__What the exercise asks__: Find the lines below that include the word "icon" and state how many there are, adding nothing.

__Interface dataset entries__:

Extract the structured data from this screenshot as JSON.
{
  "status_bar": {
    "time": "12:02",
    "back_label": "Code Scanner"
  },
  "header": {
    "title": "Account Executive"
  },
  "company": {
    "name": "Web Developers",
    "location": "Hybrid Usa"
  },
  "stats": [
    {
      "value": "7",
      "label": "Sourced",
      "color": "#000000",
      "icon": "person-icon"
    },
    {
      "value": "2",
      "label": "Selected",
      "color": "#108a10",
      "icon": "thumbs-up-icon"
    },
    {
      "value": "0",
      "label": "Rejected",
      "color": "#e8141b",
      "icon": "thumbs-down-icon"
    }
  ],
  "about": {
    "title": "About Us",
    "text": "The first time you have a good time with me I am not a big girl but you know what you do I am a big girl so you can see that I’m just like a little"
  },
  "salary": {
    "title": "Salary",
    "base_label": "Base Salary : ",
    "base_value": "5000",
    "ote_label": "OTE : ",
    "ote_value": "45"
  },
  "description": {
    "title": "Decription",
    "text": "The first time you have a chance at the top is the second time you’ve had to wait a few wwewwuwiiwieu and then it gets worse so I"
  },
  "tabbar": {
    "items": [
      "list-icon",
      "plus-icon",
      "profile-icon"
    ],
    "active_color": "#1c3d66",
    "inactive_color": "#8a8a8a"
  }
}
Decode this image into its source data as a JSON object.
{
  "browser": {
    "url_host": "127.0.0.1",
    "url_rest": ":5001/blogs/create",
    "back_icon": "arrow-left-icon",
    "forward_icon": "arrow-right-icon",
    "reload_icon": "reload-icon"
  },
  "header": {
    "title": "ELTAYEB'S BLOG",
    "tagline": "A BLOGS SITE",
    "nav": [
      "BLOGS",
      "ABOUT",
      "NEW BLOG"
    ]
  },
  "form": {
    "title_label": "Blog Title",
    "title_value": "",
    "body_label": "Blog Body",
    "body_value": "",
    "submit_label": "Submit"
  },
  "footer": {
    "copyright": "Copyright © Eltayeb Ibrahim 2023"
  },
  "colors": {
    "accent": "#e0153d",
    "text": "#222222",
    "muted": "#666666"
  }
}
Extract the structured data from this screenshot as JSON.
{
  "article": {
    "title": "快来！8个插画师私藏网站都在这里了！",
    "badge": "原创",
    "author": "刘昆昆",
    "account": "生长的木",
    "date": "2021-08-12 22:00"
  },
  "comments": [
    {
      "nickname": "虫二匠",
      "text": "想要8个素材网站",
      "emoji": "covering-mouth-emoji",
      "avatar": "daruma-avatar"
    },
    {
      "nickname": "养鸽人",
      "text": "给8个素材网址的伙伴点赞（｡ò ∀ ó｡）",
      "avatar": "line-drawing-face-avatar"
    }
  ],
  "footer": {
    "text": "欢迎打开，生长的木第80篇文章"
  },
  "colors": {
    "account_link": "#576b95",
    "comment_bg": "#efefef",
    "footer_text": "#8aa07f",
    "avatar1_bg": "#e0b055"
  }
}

__Task answer__: 9